Another great initiative in South Africa, similar to what Cki is trying to achieve through its new project in the Chorkor community, Accra, Ghana:
Schools Environmental Education and Development (SEED) is a non-profit organization based in Cape Town that creates learning gardens as part of their Organic Classroom Program, in partnerships with schools in South Africa’s poorest communities.
Founded in 2002, SEED trains teachers to design, plant, and nurture a garden according to permaculture principles (http://en.wikipedia.org/wiki/Permaculture), which encourage a sustainable approach to agriculture modelled after an ecosystem. Teachers are using organic vegetable gardens to help children learn about science, geography, health, and economics—and to unlearn hunger. Produce from the gardens is used in the school’s cafeteria or sent home in parcels with the students for their families.
SEED website: http://www.seed.org.za/
Facebook page: http://www.facebook.com/pages/SEED/152379438141624
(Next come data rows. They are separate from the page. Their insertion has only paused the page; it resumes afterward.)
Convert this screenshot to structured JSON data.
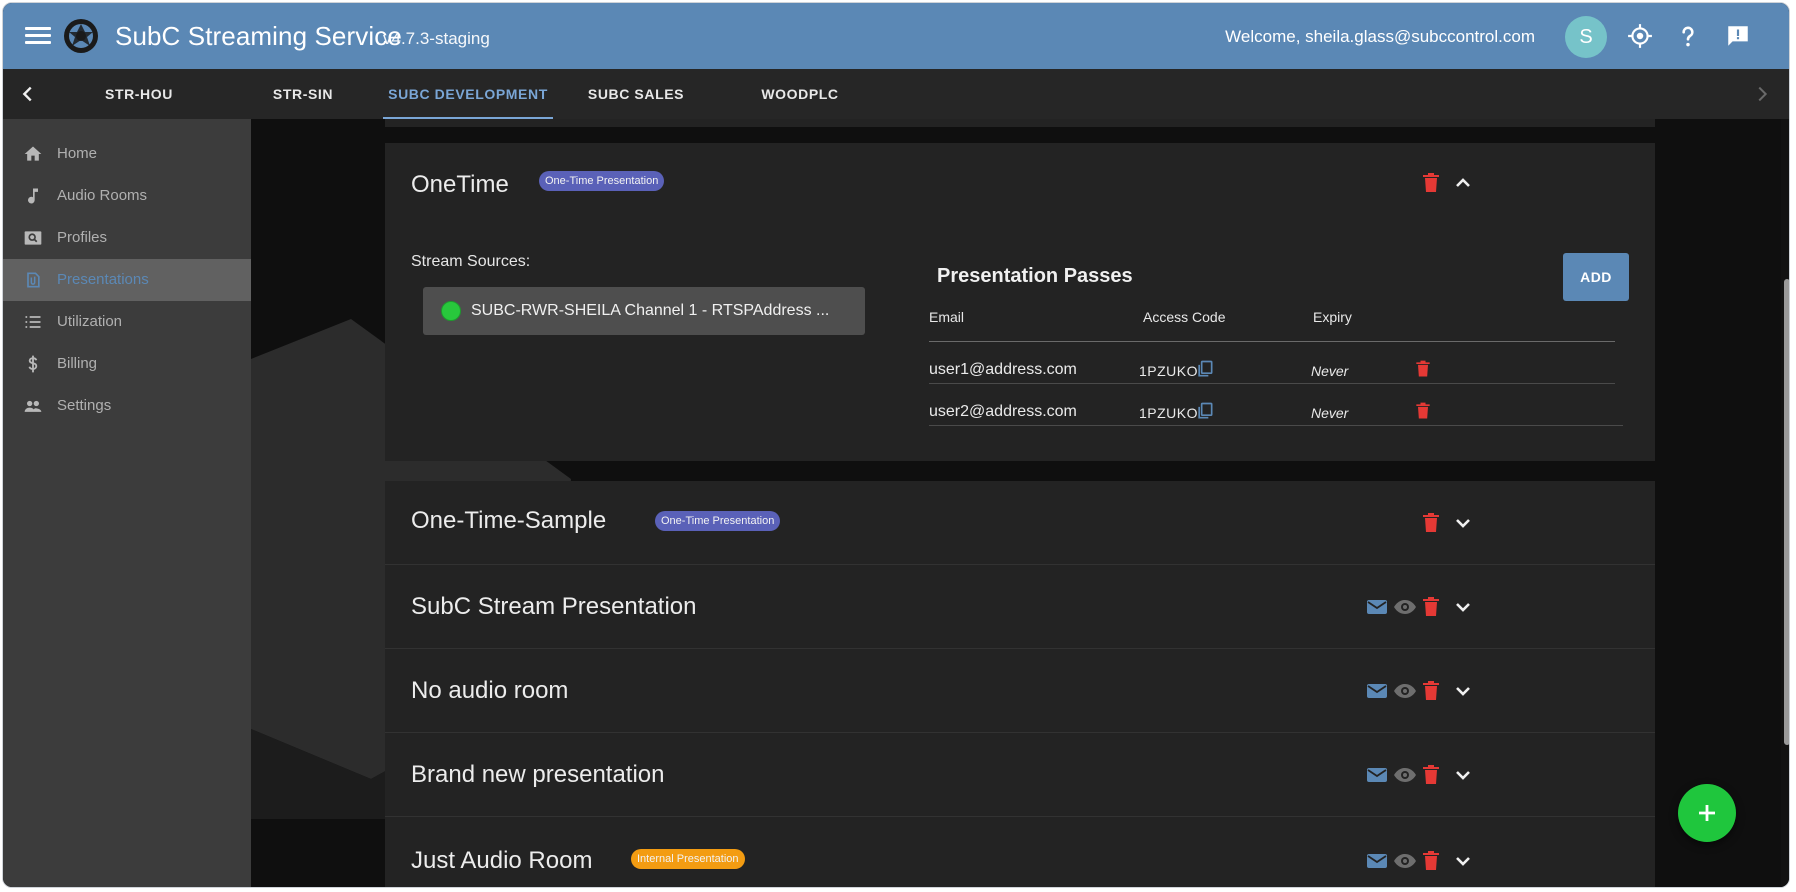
{
  "app": {
    "title": "SubC Streaming Service",
    "version": "v4.7.3-staging",
    "welcome": "Welcome, sheila.glass@subccontrol.com",
    "avatar_letter": "S",
    "accent": "#5b88b5"
  },
  "tabs": [
    {
      "label": "STR-HOU"
    },
    {
      "label": "STR-SIN"
    },
    {
      "label": "SUBC DEVELOPMENT",
      "active": true
    },
    {
      "label": "SUBC SALES"
    },
    {
      "label": "WOODPLC"
    }
  ],
  "sidebar": {
    "items": [
      {
        "label": "Home",
        "icon": "home-icon"
      },
      {
        "label": "Audio Rooms",
        "icon": "music-note-icon"
      },
      {
        "label": "Profiles",
        "icon": "profile-search-icon"
      },
      {
        "label": "Presentations",
        "icon": "attachment-icon",
        "active": true
      },
      {
        "label": "Utilization",
        "icon": "list-icon"
      },
      {
        "label": "Billing",
        "icon": "dollar-icon"
      },
      {
        "label": "Settings",
        "icon": "people-icon"
      }
    ]
  },
  "expanded": {
    "title": "OneTime",
    "badge": "One-Time Presentation",
    "stream_sources_label": "Stream Sources:",
    "source": "SUBC-RWR-SHEILA Channel 1 - RTSPAddress ...",
    "passes_title": "Presentation Passes",
    "add_label": "ADD",
    "columns": [
      "Email",
      "Access Code",
      "Expiry"
    ],
    "passes": [
      {
        "email": "user1@address.com",
        "code": "1PZUKO",
        "expiry": "Never"
      },
      {
        "email": "user2@address.com",
        "code": "1PZUKO",
        "expiry": "Never"
      }
    ]
  },
  "presentations": [
    {
      "title": "One-Time-Sample",
      "badge": "One-Time Presentation",
      "badge_color": "blue"
    },
    {
      "title": "SubC Stream Presentation"
    },
    {
      "title": "No audio room"
    },
    {
      "title": "Brand new presentation"
    },
    {
      "title": "Just Audio Room",
      "badge": "Internal Presentation",
      "badge_color": "orange"
    }
  ],
  "colors": {
    "delete": "#e53935",
    "mail": "#5b88b5",
    "eye": "#6e6e6e",
    "fab": "#1fc63d",
    "live": "#28c83c"
  }
}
Greenpop is working in an environment similar to the Chorkor community, where homes are crammed next to one another, the earth is more sand than soil, and strong winds often blow. This organization is a tree-planting social enterprise that is beautifying these areas, starting with the schools. They start with hardier indigenous trees and if they survive, they come back with fruit trees that can produce 20-100 kg of fruits each in a season, helping to increase food diversity. Children are assigned a tree to look after and must each bring in 2L (1 gal) of gray water—recycled from the bath or sink—to water their tree every 2 days. It is gaining attention from media and corporate sponsors for its gung-ho attitude toward mobilizing volunteers for tree-planting days—largely from among Cape Town’s privileged youth. They also partner with larger companies that can tick their corporate social responsibility box when their employees get involved in tree-planting initiatives.
To learn more about these great initiatives, read this article published in the New York Times: